I started entering writing contests in April 2009 and within the past (almost) 2 years, I’ve filled out about fifteen different contest forms. Some responses were good. Some were not. And some just hurt me like a kick to the gut.
But like a masochist, I sent out more.
What have a learned through this process?
Becoming a published author is not for the faint of heart!
These critiques build my endurance, toughen my hide, and help prepare me for the tougher critiques (and possibly reviews) ahead. It’s kind of like those Braxton Hicks contractions before labor. Either they help your body prepare for the massive pain of childbirth, or they give you a false sense of security about how little pain you are going to have 🙂
Critiques are a bit of a litmus test to your writing readiness – and the more I expose myself to the instructive critique of others, the more I prepare my heart for the publishing world.
Ciphering out truth is a wonderful teaching tool.
After the initial shock and near-trauma, digging through those critiques for truthful nuggets of insight can make you a better writer. I ‘see’ patterns of bad writing habits, I’d never seen before. One critique said my heroine wasn’t likeable (gasp) – so I broke apart the character to figure out what might bring her more to ‘life’.
Those comments made me reevaulate my story – and make it STRONGER!!
Fact and Opinion are NOT the same thing
Judges are people too. They have a favorite genre they write or read, varying perspectives, and personal opinions. All of those things play a part in the critiques they give. Weeding through the comments to find what areas you might need to work on is a big deal – especially if you want to grow as a writer.
I’ve found that if more than one judge mentions the same thing, then maybe I should take a honest look at that particular piece of my story. But if only one judge makes a comment, which seems more renegade to me, then I’ll read what they have to say – measure it against the other comments and my own understandings, check with a crit partner, then make a decision from there. Some things are fact, but some things are opinion. I am the one (or my editor) who has the final say.
Why do we enter contests? The answer to that question really makes a difference on what you’ll get out of them. If it’s to win that cute little pendant…well, that’s certainly something.

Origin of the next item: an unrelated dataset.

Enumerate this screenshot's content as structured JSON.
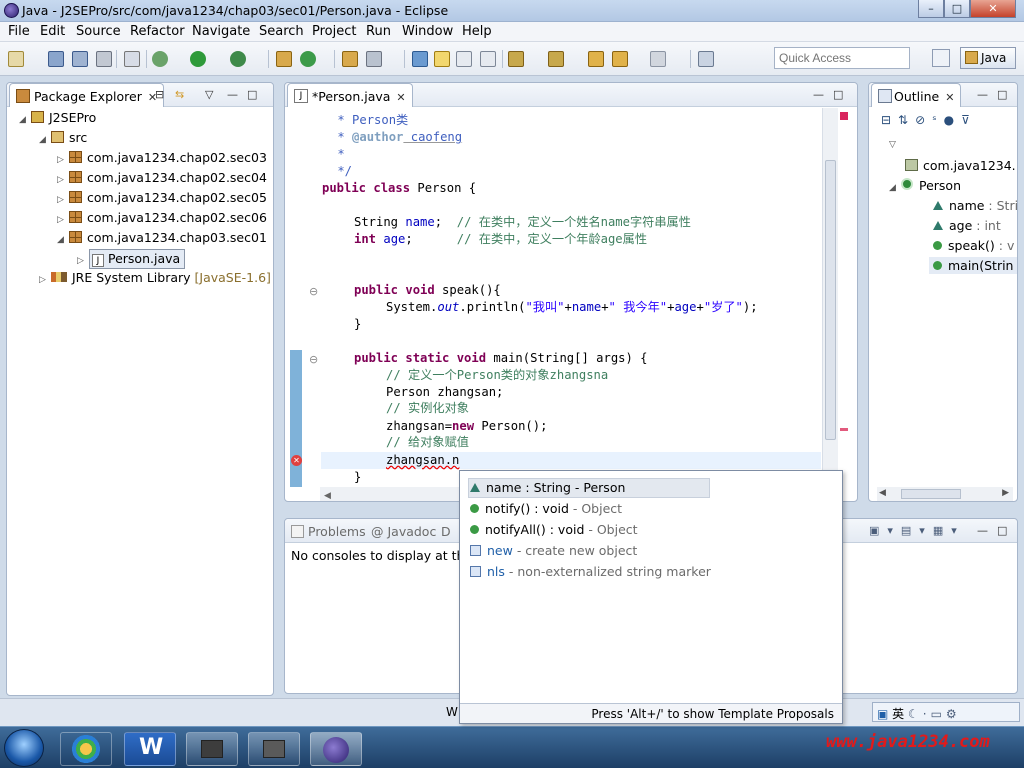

If it’s to be published – that’s a BIG goal, but in all actuality publication through contest entry is not in high percentages. But…
entering contest to get your manuscript in front of editor is still a FABULOUS idea – and gives your name exposure.
If it’s to learn and grow as a writer- you’ll almost always achieve this goal from contests.
I want to become a better writer. Contests have helped do that in so many ways. I’ve won a few along the way, but the best part has been the process of improvement from my first comments to the ones I’m expecting at the end of this month.
Laughing at myself, or not taking myself too seriously is an important goal
Yes, we send our precious little stories out into a cruel world – but no one forces us to. My granny used to say “Advice not asked for is advice not wanted.” – but when we enter a contest, we’re basically ASKING for advice. It may not always come in the form we expect, but we can learn from many of the comments we receive (not all).
And having a good attitude about it, PLUS placing the whole situation into perspective helps. I had to do this so I wouldn’t keep getting upset about the comments. This is one small piece of your writing in one very small part of your life. Laughing, learning, and looking ahead help manage the disappointment that negative comments can bring (plus LOADS of good chocolate – NEVER underestimate the power of very good chocolate)
For fun – here’s a little contest song to the tune of the Beverly Hillbillies 🙂
Let’s listen to a story ‘bout a brand new writer’s plot
When the promise of a novel and a dream is all she’s got
So she sends away her ‘precious’ on a crazy contest spree
With the hopes of fame & fortune, and a load of cash money
Blind, she is
Round the bend
Well the first thing ya know, tons of judges have their say
And the dreams she had expected didn’t turn out quite that way
Said her characters were shoddy, and her plot just wouldn’t fit
So the poor deluded writer wants to just rare up and quit.
Mad, she is
And burnin’ things.
So when homicidal tendencies have left the author’s head
And the mention of the contest doesn’t have her seeing red
She can learn from those before her, who have made it into print
That the writer’s journey is a marathon and not a sprint.
Time, it takes
And lots of chocolate